A Circuit Court judge reduced a felony animal cruelty charge against Bryan Thomas Skinnell, who is 44, to a misdemeanor after a doctor testified diagnosed psychological traits, which include autism spectrum disorder, impair Skinnell’s behavior.
Skinnell, of Bedford, was arrested back in fall 2016 after an incident at the animal shelter in which a cat was found injured. The animal later needed to be put down..
In a May court hearing, Skinnell entered a plea of no contest to the felony charge, which, though which is not a formal admission of guilt, has the effect of a guilty plea.
Evidence showed Skinnell was handling the animal with a cat-handling tool and found it extremely difficult to get the cat back into its cage, according to Stephanie Ayers, deputy commonwealth’s attorney for Bedford County, in court Tuesday. It was at that point, he slammed the cat on the ground, she dexplaine.
Skinnell reported to other employees he believed the cat’s back was broken, and it was taken to the animal hospital with injuries to its hind legs and later was put down, the prosecutor stated.
Leigh Drewry, who was the defense attorney for Skinnell, called a clinical psychologist, Joseph Conley, to the stand, who had spent approximately four hours evaluating Skinnell.

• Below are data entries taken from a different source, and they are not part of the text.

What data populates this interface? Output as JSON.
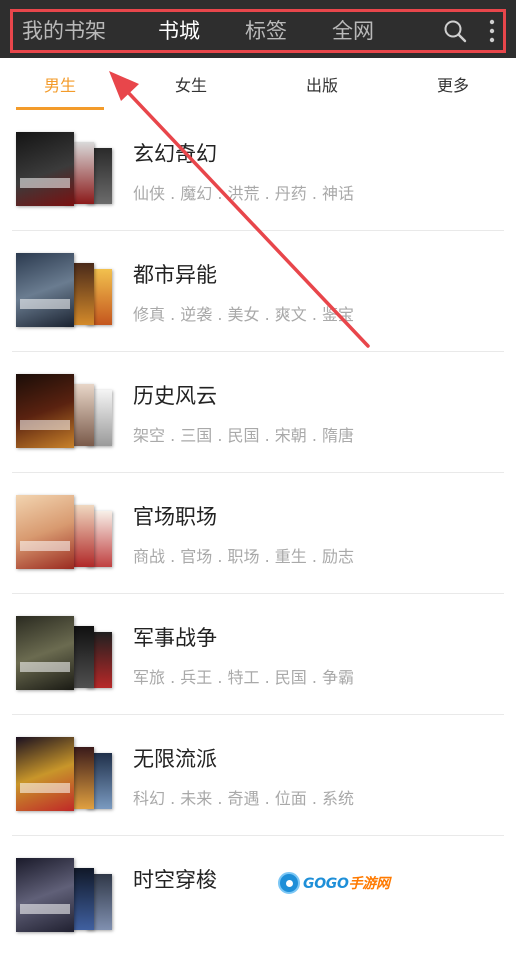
{
  "header": {
    "tabs": [
      {
        "label": "我的书架",
        "active": false
      },
      {
        "label": "书城",
        "active": true
      },
      {
        "label": "标签",
        "active": false
      },
      {
        "label": "全网",
        "active": false
      }
    ],
    "icons": [
      "search-icon",
      "more-vertical-icon"
    ],
    "highlight_color": "#e8464b"
  },
  "subtabs": {
    "items": [
      {
        "label": "男生",
        "active": true
      },
      {
        "label": "女生",
        "active": false
      },
      {
        "label": "出版",
        "active": false
      },
      {
        "label": "更多",
        "active": false
      }
    ],
    "accent_color": "#f39b2a"
  },
  "categories": [
    {
      "title": "玄幻奇幻",
      "tags": "仙侠 . 魔幻 . 洪荒 . 丹药 . 神话",
      "cover_text": "文臣猛将"
    },
    {
      "title": "都市异能",
      "tags": "修真 . 逆袭 . 美女 . 爽文 . 鉴宝",
      "cover_text": "最强狂兵"
    },
    {
      "title": "历史风云",
      "tags": "架空 . 三国 . 民国 . 宋朝 . 隋唐",
      "cover_text": "天才将帅"
    },
    {
      "title": "官场职场",
      "tags": "商战 . 官场 . 职场 . 重生 . 励志",
      "cover_text": "权色之路"
    },
    {
      "title": "军事战争",
      "tags": "军旅 . 兵王 . 特工 . 民国 . 争霸",
      "cover_text": "帝国霸主"
    },
    {
      "title": "无限流派",
      "tags": "科幻 . 未来 . 奇遇 . 位面 . 系统",
      "cover_text": ""
    },
    {
      "title": "时空穿梭",
      "tags": "",
      "cover_text": ""
    }
  ],
  "watermark": {
    "text_main": "GOGO",
    "text_accent": "手游网"
  }
}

Conley explained that he could make diagnoses both of autism spectrum and attention-deficit disorders. In particular, Skinnell has a “lack of empathy,” which indeed causes an inability to regulate, control or adapt behavior to a given situation, he stated.
This does not mean an intellectual deficit, he noted.
When people with similar conditions encounter trouble with law enforcement, it’s “usually a result of misunderstanding of social norms,” Conley said.
Drewry noted that his client, despite being well-educated, had worked in primarily “menial” jobs his adult life and has applied for Social Security disability and enrolled in anger-management classes. He did ask the judge to consider holding off on sentencing until Skinnell could complete court-ordered counseling and then revisit the matter.
Ayers noted Skinnell had graduated from the University of Kentucky with a degree in entomology and in addition, served five years in the Air Force. Under Ayers’ questioning, the doctor agreed Skinnell would know slamming a cat to the ground could cause deadly harm.
“Doing what he did on this occasion was an intentional act,” Ayers stated.
Circuit Judge James Updike Jr. went on to say that he had considered all aspects of the case, including that the cat’s injury was “severe, aggravated and inexcusable” however, also factors such as the doctor’s findings and Skinnell’s Air Force service.
After reducing the charge to a mere misdemeanor, Updike ordered him to serve 12 months in jail with all but 15 days suspended, and then three years of supervised probation and good behavior.
Skinnell also may not possess or care for any animal under the judge’s order.